That is the theory.  But I confess that my heart is broken every time a friend or relative dies.  I grieve at the loss I feel and for the loss and pain of those who love the departed.  As a student of the Dharma, I know that death comes to all of us, that it is part of this Dukkha realm.  As a Pureland practitioner I recite the Nembutsu every day with the hope that all beings can be reborn in the realm of the Buddhas.  As a practitioner I am deeply aware that the only barrier to directly experiencing the Buddha’s limitless compassion is self-clinging. And as a minister I recognize that I must put aside my own grief and try and help the one dying obtain a good birth as well as provide comfort and support to the family and friends.
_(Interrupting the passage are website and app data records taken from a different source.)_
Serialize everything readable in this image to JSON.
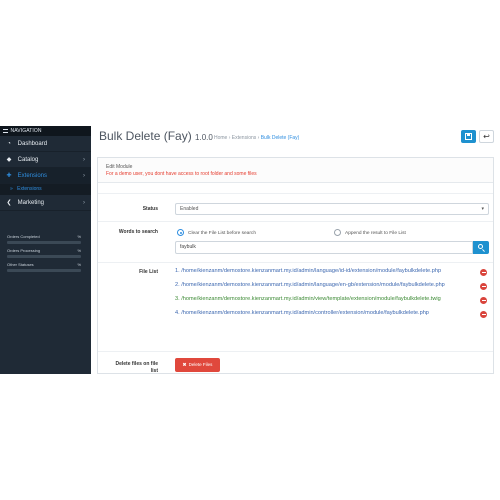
{
  "sidebar": {
    "heading": "NAVIGATION",
    "items": [
      {
        "label": "Dashboard",
        "icon": "dashboard-icon"
      },
      {
        "label": "Catalog",
        "icon": "tag-icon",
        "chevron": "›"
      },
      {
        "label": "Extensions",
        "icon": "puzzle-icon",
        "chevron": "›"
      },
      {
        "label": "Marketing",
        "icon": "share-icon",
        "chevron": "›"
      }
    ],
    "subitem": {
      "label": "Extensions"
    },
    "stats": [
      {
        "label": "Orders Completed",
        "value": "%"
      },
      {
        "label": "Orders Processing",
        "value": "%"
      },
      {
        "label": "Other Statuses",
        "value": "%"
      }
    ]
  },
  "header": {
    "title": "Bulk Delete (Fay)",
    "version": "1.0.0",
    "breadcrumb": [
      "Home",
      "Extensions",
      "Bulk Delete (Fay)"
    ],
    "breadcrumb_sep": "›",
    "back_glyph": "↩"
  },
  "panel": {
    "title": "Edit Module",
    "note": "For a demo user, you dont have access to root folder and some files"
  },
  "form": {
    "status_label": "Status",
    "status_value": "Enabled",
    "words_label": "Words to search",
    "radio_clear": "Clear the File List before search",
    "radio_append": "Append the result to File List",
    "search_value": "faybulk",
    "file_list_label": "File List",
    "files": [
      {
        "text": "1. /home/kienzanm/demostore.kienzanmart.my.id/admin/language/id-id/extension/module/faybulkdelete.php",
        "color": "blue"
      },
      {
        "text": "2. /home/kienzanm/demostore.kienzanmart.my.id/admin/language/en-gb/extension/module/faybulkdelete.php",
        "color": "blue"
      },
      {
        "text": "3. /home/kienzanm/demostore.kienzanmart.my.id/admin/view/template/extension/module/faybulkdelete.twig",
        "color": "green"
      },
      {
        "text": "4. /home/kienzanm/demostore.kienzanmart.my.id/admin/controller/extension/module/faybulkdelete.php",
        "color": "blue"
      }
    ],
    "delete_label": "Delete files on file list",
    "delete_button": "Delete Files",
    "delete_icon": "✖"
  },
  "colors": {
    "sidebar_bg": "#1f2a36",
    "accent": "#1e91cf",
    "danger": "#e0483c",
    "note_red": "#e53b2d"
  }
}
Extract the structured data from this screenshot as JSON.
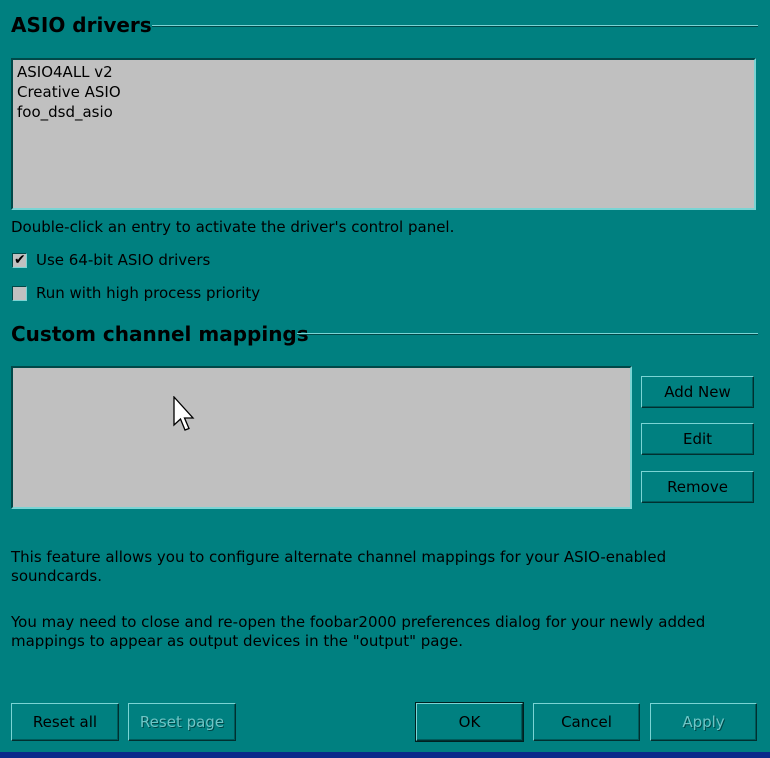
{
  "asio_section": {
    "title": "ASIO drivers",
    "drivers": [
      "ASIO4ALL v2",
      "Creative ASIO",
      "foo_dsd_asio"
    ],
    "hint": "Double-click an entry to activate the driver's control panel.",
    "use_64bit": {
      "label": "Use 64-bit ASIO drivers",
      "checked": true
    },
    "high_priority": {
      "label": "Run with high process priority",
      "checked": false
    }
  },
  "mapping_section": {
    "title": "Custom channel mappings",
    "add_new_label": "Add New",
    "edit_label": "Edit",
    "remove_label": "Remove",
    "info_line1": "This feature allows you to configure alternate channel mappings for your ASIO-enabled",
    "info_line2": "soundcards.",
    "info_line3": "You may need to close and re-open the foobar2000 preferences dialog for your newly added",
    "info_line4": "mappings to appear as output devices in the \"output\" page."
  },
  "footer": {
    "reset_all_label": "Reset all",
    "reset_page_label": "Reset page",
    "ok_label": "OK",
    "cancel_label": "Cancel",
    "apply_label": "Apply"
  },
  "colors": {
    "background": "#008080",
    "listbox": "#c0c0c0",
    "taskbar_strip": "#0a2a8a"
  }
}
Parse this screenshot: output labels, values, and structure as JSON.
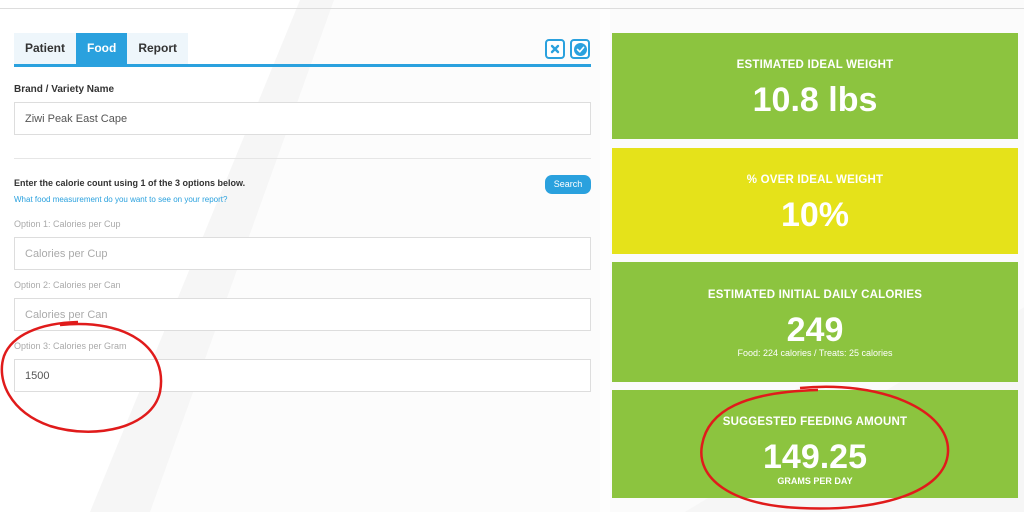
{
  "tabs": [
    "Patient",
    "Food",
    "Report"
  ],
  "active_tab": "Food",
  "toolbar": {
    "close_icon": "close-icon",
    "confirm_icon": "check-circle-icon"
  },
  "brand": {
    "label": "Brand / Variety Name",
    "value": "Ziwi Peak East Cape"
  },
  "calories": {
    "instruction": "Enter the calorie count using 1 of the 3 options below.",
    "help_link": "What food measurement do you want to see on your report?",
    "search_label": "Search",
    "options": [
      {
        "label": "Option 1: Calories per Cup",
        "placeholder": "Calories per Cup",
        "value": ""
      },
      {
        "label": "Option 2: Calories per Can",
        "placeholder": "Calories per Can",
        "value": ""
      },
      {
        "label": "Option 3: Calories per Gram",
        "placeholder": "",
        "value": "1500"
      }
    ]
  },
  "results": {
    "ideal_weight": {
      "title": "ESTIMATED IDEAL WEIGHT",
      "value": "10.8 lbs"
    },
    "over_ideal": {
      "title": "% OVER IDEAL WEIGHT",
      "value": "10%"
    },
    "daily_calories": {
      "title": "ESTIMATED INITIAL DAILY CALORIES",
      "value": "249",
      "breakdown": "Food: 224 calories / Treats: 25 calories"
    },
    "feeding": {
      "title": "SUGGESTED FEEDING AMOUNT",
      "value": "149.25",
      "unit": "GRAMS PER DAY"
    }
  },
  "colors": {
    "accent": "#2aa1de",
    "card_green": "#8cc43f",
    "card_yellow": "#e5e21a",
    "annotation": "#e01b1b"
  }
}
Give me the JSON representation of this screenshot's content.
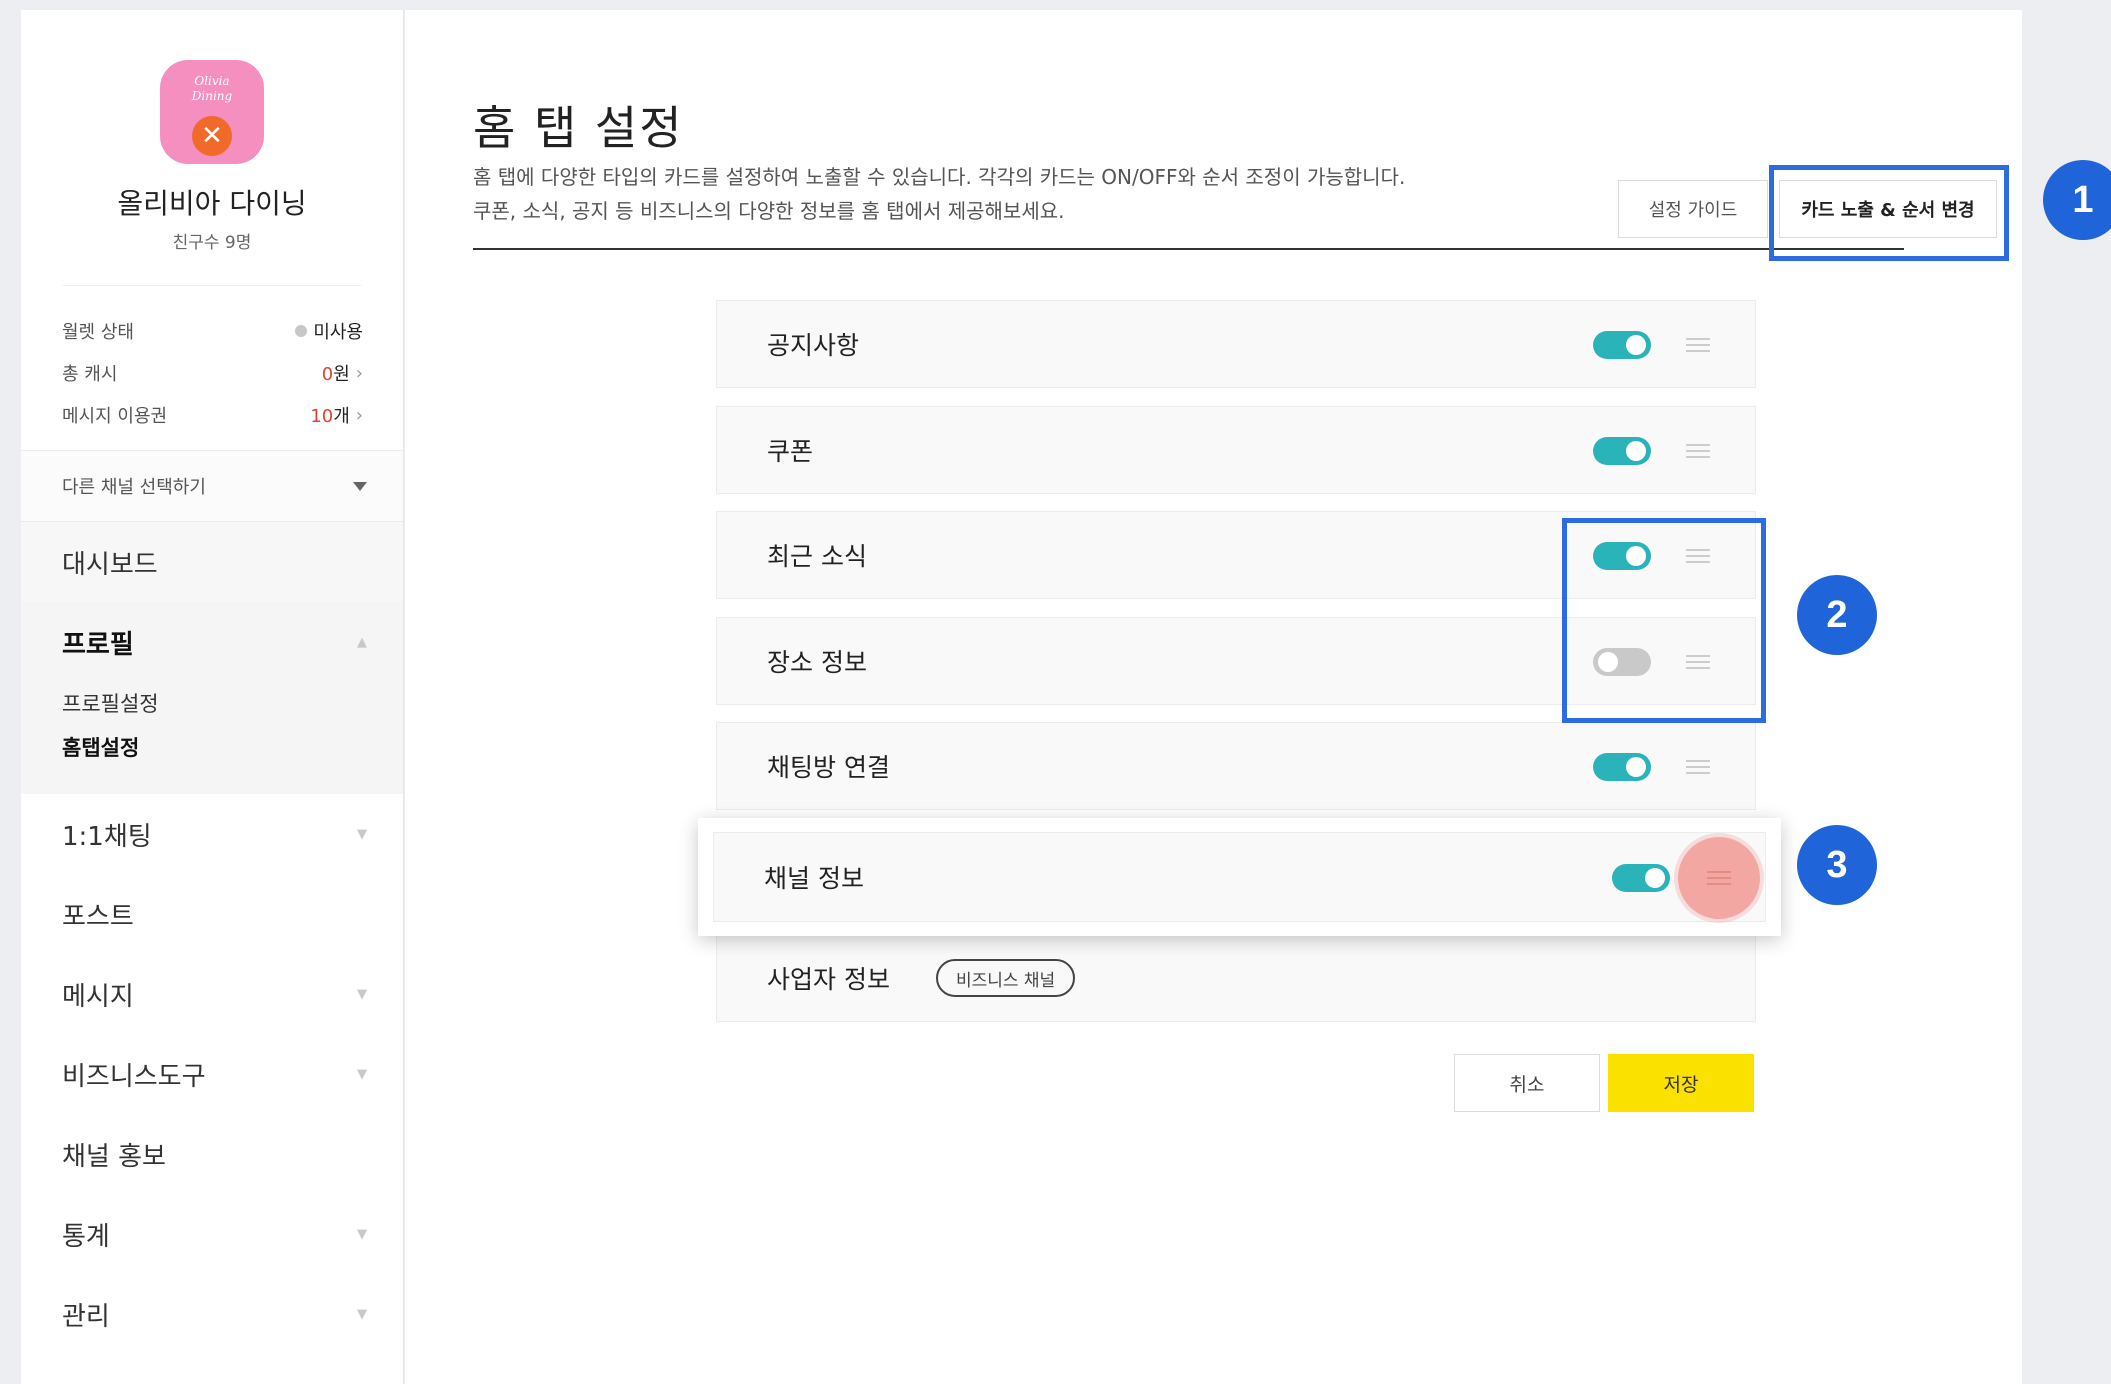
{
  "sidebar": {
    "logo_text": "Olivia\nDining",
    "channel_name": "올리비아 다이닝",
    "friend_count": "친구수 9명",
    "stats": [
      {
        "label": "월렛 상태",
        "value": "미사용"
      },
      {
        "label": "총 캐시",
        "num": "0",
        "unit": "원"
      },
      {
        "label": "메시지 이용권",
        "num": "10",
        "unit": "개"
      }
    ],
    "channel_select": "다른 채널 선택하기",
    "nav": [
      {
        "label": "대시보드"
      },
      {
        "label": "프로필"
      },
      {
        "label": "1:1채팅"
      },
      {
        "label": "포스트"
      },
      {
        "label": "메시지"
      },
      {
        "label": "비즈니스도구"
      },
      {
        "label": "채널 홍보"
      },
      {
        "label": "통계"
      },
      {
        "label": "관리"
      }
    ],
    "profile_sub": [
      "프로필설정",
      "홈탭설정"
    ]
  },
  "main": {
    "title": "홈 탭 설정",
    "desc_line1": "홈 탭에 다양한 타입의 카드를 설정하여 노출할 수 있습니다. 각각의 카드는 ON/OFF와 순서 조정이 가능합니다.",
    "desc_line2": "쿠폰, 소식, 공지 등 비즈니스의 다양한 정보를 홈 탭에서 제공해보세요.",
    "guide_button": "설정 가이드",
    "order_button": "카드 노출 & 순서 변경",
    "cards": [
      {
        "label": "공지사항",
        "on": true
      },
      {
        "label": "쿠폰",
        "on": true
      },
      {
        "label": "최근 소식",
        "on": true
      },
      {
        "label": "장소 정보",
        "on": false
      },
      {
        "label": "채팅방 연결",
        "on": true
      },
      {
        "label": "채널 정보",
        "on": true
      }
    ],
    "business_card": {
      "label": "사업자 정보",
      "tag": "비즈니스 채널"
    },
    "cancel_button": "취소",
    "save_button": "저장"
  },
  "steps": [
    "1",
    "2",
    "3"
  ],
  "colors": {
    "toggle_on": "#2ab3b9",
    "toggle_off": "#c9c9c9",
    "save": "#fae100",
    "highlight": "#2d6be0",
    "step_badge": "#1f64d8"
  }
}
Though my heart may be torn apart with pain and grief, I am aware, at some level, of something bigger. It does not lesson the hurt or in anyway protect me from the darkest grief. However it does allow me to wakeup the next day willing to love people even more than before and suffer again the pain of loss and the many hurts that is part of caring human relationships. What this is I do not know. Some might call it faith.  But to me it feels more like the years of accumulated practice have created a world in which it is impossible to forget the reality of the Buddhas.

Namo Amida Bu!

Peace, Paul

New Year

January 3, 2009

The New Year has come and gone.  We survived relatively unscathed, staying indoors out of the craziness of fireworks, gunfire, and drunkenness.  The rain has continued, which I am sure put a bit of a damper on the various neighborhood pyrotechnic festivities.

The beginning of the New Year is a time for resolutions and new beginnings.   Which all sounds wonderful until you actually try to make changes in your life.  Then the rubber hits the road and we see how entrenched we are in our comfortable and familiar habits.  We may not like our habits and behaviors but they are what we know.

This is, of course, why practicing the Buddha Dharma is so hard!  The Dharma runs contrary to what is familiar.  In the Buddhist way of thinking it is our habitual patterns that create and perpetuate much of the suffering in our lives and the world.

To begin “anew” we must be willing to see these habitual patterns and recognize that they are the root of much suffering.  This is why the Buddha’s first teaching, after his awakening, is about Dukkha (suffering) and the causes of suffering.  It is a concise teaching.  Yet it is the foundation for the vast and innumerable teachings known as the Buddha Dharma.

“Now this, monks, is the Noble Truth of Dukkha: birth is dukkha, aging is dukkha, illness is dukkha; death is dukkha; sorrow, lamentation, pain, grief, & despair are dukkha; association with what is displeasing is dukkha; separation what is pleasing is dukkha; not getting what is wanted is dukkha. In short, the five clinging-aggregates are dukkha.”

Peace, Paul